**Instructions for the task**
What lines in the listing include "compute"? Return a copy of each.
═══ Information supplied ═══
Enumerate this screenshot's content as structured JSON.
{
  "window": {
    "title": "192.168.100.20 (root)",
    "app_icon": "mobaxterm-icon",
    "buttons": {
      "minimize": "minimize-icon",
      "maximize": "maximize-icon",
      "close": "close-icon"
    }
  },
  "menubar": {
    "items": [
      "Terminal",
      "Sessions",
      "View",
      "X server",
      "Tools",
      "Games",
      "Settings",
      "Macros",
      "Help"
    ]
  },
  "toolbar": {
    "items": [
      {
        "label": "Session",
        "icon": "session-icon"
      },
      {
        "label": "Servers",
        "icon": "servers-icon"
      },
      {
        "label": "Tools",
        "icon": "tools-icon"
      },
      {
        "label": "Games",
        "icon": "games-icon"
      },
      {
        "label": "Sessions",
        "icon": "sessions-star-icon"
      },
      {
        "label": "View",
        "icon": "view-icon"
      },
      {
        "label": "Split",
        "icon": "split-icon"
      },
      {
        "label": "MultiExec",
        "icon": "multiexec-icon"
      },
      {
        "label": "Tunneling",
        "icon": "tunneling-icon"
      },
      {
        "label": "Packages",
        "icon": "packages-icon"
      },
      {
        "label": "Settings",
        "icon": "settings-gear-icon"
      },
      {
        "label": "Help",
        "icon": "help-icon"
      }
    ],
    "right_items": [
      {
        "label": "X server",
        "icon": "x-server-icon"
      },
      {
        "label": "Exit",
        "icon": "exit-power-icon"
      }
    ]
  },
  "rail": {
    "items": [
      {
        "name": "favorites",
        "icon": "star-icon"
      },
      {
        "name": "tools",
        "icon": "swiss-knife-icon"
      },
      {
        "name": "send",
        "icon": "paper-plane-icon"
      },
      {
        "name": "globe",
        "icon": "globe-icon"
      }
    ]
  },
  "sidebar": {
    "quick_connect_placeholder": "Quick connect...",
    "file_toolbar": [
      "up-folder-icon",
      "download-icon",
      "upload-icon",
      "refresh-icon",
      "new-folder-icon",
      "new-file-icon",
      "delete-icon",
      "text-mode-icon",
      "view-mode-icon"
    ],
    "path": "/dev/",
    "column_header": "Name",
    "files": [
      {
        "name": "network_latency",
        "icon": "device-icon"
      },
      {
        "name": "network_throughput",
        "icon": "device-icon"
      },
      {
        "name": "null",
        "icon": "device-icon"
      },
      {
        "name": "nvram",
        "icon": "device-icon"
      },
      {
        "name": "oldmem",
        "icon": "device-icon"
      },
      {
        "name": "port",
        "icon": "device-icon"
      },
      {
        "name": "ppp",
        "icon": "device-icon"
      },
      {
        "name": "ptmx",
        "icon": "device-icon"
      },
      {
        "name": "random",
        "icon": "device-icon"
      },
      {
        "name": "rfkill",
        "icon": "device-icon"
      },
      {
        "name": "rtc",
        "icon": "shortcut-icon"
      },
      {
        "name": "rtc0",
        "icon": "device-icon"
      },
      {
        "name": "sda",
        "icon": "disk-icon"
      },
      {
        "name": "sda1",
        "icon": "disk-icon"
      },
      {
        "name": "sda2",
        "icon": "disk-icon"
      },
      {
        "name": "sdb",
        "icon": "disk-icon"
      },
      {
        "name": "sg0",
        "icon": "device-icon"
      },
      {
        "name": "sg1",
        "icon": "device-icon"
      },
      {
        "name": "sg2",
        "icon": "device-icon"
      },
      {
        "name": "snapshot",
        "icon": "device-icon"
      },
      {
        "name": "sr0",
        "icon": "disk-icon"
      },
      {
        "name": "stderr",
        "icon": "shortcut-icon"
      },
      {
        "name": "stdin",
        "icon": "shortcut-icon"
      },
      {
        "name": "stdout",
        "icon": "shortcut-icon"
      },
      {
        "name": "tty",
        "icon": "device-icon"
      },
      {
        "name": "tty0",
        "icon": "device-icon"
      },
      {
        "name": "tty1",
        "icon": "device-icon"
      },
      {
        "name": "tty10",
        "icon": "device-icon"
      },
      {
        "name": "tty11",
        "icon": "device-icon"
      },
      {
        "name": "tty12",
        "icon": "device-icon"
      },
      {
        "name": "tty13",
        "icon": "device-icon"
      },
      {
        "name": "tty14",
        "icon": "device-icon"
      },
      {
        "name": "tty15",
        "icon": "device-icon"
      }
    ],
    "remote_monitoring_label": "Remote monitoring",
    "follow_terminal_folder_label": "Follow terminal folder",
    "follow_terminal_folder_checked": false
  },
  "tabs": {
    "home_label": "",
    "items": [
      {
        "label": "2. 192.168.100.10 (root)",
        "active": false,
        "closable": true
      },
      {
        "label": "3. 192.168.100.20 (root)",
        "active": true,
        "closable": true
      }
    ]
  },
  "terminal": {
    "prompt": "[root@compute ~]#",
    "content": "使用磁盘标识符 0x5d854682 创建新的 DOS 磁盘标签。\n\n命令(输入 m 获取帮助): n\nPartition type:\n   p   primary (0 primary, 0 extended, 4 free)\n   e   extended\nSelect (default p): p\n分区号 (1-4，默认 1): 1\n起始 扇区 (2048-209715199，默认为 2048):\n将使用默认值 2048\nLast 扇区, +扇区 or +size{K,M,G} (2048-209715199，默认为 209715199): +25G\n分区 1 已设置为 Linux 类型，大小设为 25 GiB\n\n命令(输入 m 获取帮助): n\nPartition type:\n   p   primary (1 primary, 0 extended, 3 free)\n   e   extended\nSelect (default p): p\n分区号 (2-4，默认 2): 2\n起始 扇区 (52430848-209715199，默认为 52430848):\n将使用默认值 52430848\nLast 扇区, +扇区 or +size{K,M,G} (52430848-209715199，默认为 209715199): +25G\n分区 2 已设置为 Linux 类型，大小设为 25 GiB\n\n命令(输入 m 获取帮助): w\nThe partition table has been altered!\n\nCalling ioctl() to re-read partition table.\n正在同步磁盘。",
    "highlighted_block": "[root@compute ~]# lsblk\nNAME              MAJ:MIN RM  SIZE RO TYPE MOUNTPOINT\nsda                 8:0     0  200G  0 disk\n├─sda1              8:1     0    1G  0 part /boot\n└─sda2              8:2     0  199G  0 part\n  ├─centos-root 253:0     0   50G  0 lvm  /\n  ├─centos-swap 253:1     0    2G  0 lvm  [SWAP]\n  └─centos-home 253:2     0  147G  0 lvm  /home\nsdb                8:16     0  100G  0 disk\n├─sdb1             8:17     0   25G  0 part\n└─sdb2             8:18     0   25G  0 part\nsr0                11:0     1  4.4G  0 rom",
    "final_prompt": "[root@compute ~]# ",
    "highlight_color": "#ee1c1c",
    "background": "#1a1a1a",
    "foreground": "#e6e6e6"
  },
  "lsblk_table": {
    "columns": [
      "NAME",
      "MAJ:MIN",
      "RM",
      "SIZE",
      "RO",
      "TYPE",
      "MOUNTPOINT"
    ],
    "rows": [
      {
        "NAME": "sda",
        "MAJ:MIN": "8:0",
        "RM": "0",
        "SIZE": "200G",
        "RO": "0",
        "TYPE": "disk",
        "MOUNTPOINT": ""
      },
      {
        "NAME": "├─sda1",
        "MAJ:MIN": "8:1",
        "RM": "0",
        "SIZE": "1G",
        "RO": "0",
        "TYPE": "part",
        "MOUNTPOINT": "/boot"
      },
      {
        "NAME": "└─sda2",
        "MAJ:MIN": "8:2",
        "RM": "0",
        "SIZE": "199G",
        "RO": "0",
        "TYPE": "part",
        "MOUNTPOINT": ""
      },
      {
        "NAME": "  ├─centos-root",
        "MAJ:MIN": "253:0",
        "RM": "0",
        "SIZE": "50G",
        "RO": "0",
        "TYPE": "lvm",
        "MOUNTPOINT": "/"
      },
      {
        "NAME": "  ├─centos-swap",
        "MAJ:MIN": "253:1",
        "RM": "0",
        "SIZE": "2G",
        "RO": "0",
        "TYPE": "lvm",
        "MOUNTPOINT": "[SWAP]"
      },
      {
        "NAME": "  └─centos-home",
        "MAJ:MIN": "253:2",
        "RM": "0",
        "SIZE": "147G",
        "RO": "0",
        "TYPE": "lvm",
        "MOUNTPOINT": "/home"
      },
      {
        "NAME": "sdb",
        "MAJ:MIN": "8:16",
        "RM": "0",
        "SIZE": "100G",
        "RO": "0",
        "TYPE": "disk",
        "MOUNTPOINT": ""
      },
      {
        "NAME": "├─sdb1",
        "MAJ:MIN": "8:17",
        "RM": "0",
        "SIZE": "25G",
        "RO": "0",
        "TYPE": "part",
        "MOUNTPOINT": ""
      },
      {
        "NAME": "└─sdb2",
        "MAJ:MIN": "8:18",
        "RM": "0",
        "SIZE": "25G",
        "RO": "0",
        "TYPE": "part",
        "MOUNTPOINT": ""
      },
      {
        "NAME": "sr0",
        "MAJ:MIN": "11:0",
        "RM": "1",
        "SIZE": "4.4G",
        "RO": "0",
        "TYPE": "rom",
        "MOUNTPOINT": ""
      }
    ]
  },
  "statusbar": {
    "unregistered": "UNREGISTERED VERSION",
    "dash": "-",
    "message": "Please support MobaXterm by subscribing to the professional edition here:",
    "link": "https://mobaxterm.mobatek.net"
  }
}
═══
**Output**
    "prompt": "[root@compute ~]#",
    "highlighted_block": "[root@compute ~]# lsblk\nNAME              MAJ:MIN RM  SIZE RO TYPE MOUNTPOINT\nsda                 8:0     0  200G  0 disk\n├─sda1              8:1     0    1G  0 part /boot\n└─sda2              8:2     0  199G  0 part\n  ├─centos-root 253:0     0   50G  0 lvm  /\n  ├─centos-swap 253:1     0    2G  0 lvm  [SWAP]\n  └─centos-home 253:2     0  147G  0 lvm  /home\nsdb                8:16     0  100G  0 disk\n├─sdb1             8:17     0   25G  0 part\n└─sdb2             8:18     0   25G  0 part\nsr0                11:0     1  4.4G  0 rom",
    "final_prompt": "[root@compute ~]# ",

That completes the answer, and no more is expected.